§ **What the task requires**:
What you return should match the data below exactly, with no pictures in it.

§ **Dataset entries**:
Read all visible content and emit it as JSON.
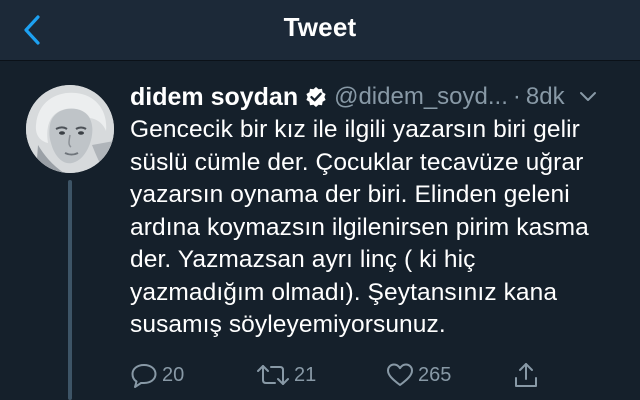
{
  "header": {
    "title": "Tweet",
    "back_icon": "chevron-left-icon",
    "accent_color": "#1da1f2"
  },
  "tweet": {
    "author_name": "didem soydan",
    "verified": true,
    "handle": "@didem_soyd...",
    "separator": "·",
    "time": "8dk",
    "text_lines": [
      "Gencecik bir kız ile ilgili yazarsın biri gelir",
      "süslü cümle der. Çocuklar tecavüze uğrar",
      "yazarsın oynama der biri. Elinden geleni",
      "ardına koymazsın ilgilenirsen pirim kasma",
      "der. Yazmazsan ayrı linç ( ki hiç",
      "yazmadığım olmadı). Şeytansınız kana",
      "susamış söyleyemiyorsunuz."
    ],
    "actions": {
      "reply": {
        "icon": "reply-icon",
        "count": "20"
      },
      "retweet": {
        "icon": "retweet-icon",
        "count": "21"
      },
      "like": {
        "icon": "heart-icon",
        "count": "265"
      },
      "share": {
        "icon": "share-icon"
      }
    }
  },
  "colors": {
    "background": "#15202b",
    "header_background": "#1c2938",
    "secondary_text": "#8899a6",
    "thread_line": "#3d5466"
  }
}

§ **Response to the exercise**:
Read all visible content and emit it as JSON.
{
  "header": {
    "title": "Tweet",
    "back_icon": "chevron-left-icon",
    "accent_color": "#1da1f2"
  },
  "tweet": {
    "author_name": "didem soydan",
    "verified": true,
    "handle": "@didem_soyd...",
    "separator": "·",
    "time": "8dk",
    "text_lines": [
      "Gencecik bir kız ile ilgili yazarsın biri gelir",
      "süslü cümle der. Çocuklar tecavüze uğrar",
      "yazarsın oynama der biri. Elinden geleni",
      "ardına koymazsın ilgilenirsen pirim kasma",
      "der. Yazmazsan ayrı linç ( ki hiç",
      "yazmadığım olmadı). Şeytansınız kana",
      "susamış söyleyemiyorsunuz."
    ],
    "actions": {
      "reply": {
        "icon": "reply-icon",
        "count": "20"
      },
      "retweet": {
        "icon": "retweet-icon",
        "count": "21"
      },
      "like": {
        "icon": "heart-icon",
        "count": "265"
      },
      "share": {
        "icon": "share-icon"
      }
    }
  },
  "colors": {
    "background": "#15202b",
    "header_background": "#1c2938",
    "secondary_text": "#8899a6",
    "thread_line": "#3d5466"
  }
}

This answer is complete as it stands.